Innovative data center solutions are hitting the market faster than ever. These solutions bring unprecedented speed, efficiency and flexibility to critical workloads, but it can be confusing for infrastructure leaders to determine the right solution for their target use cases and future growth.
In 2020, Dell EMC introduced an innovation to the mid-range storage market: PowerStore. For good reason, customers came to us wanting to know more about PowerStore, especially the PowerStore X model. That’s because PowerStore X includes installation of the VMware hypervisor, allowing applications to be embedded as virtual machines (VMs) directly on the appliance. Meaning, you now can run VMs natively on the storage array controllers, alongside having the benefits of a centralized storage array.
Given this capability, our customers wanted to know what use cases were best suited for PowerStore versus Dell EMC’s leading hyper-converged platform, VxRail.
PowerStore X acts as a two-node ESX cluster in addition to its storage array capabilities. For large IT shops running thousands of VMs, they’ll still need the scale out capabilities of a dedicated hyper-converged platform like VxRail. The size and scale of large VM environments is a primary use case for VxRail.
Where PowerStore X really shines is in its ability to handle high-intensity, storage-centric workloads, while also handling a small amount of VMs concurrently.
A great example of where PowerStore X is a perfect, and cost-effective, fit is at the remote office.
By deploying PowerStore X at a remote office, IT can run their domain controller, print server and other smaller types of VMs. IT doesn’t have to worry about compute as it’s all on the PowerStore X appliance, plus they get the benefit of storage protection features, such as shared storage without having to invest in a hypervisor.

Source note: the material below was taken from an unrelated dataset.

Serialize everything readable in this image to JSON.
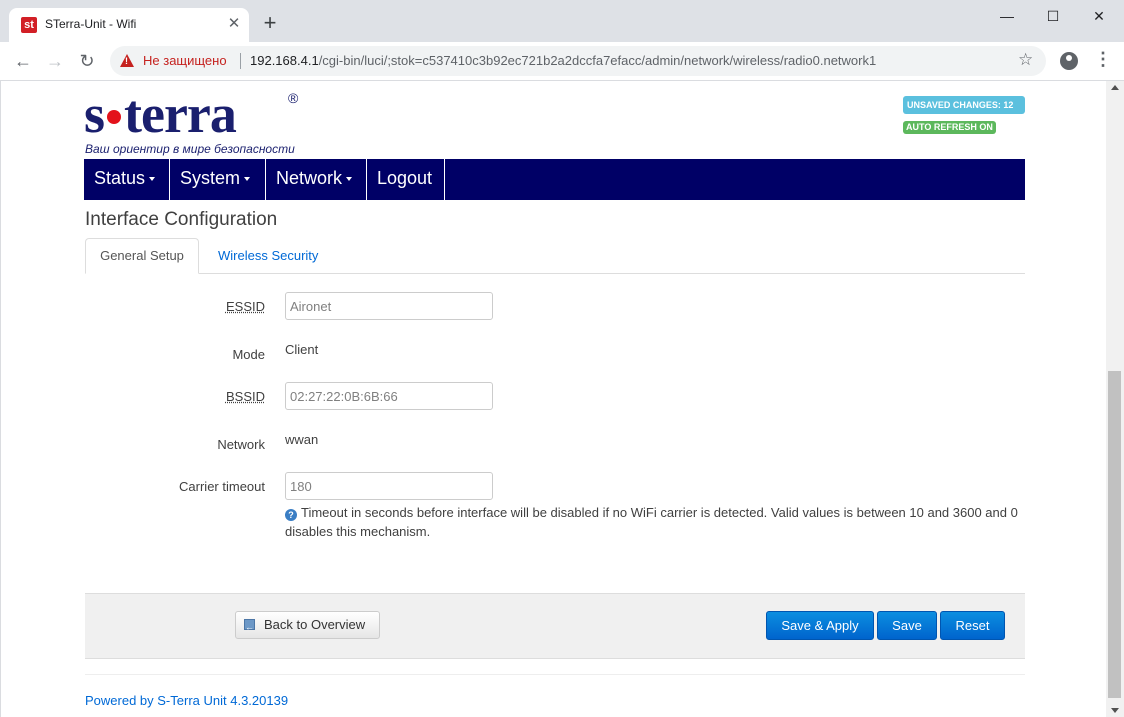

To learn more about use cases for PowerStore, as well as those for VxRail, watch our webinar on the subject.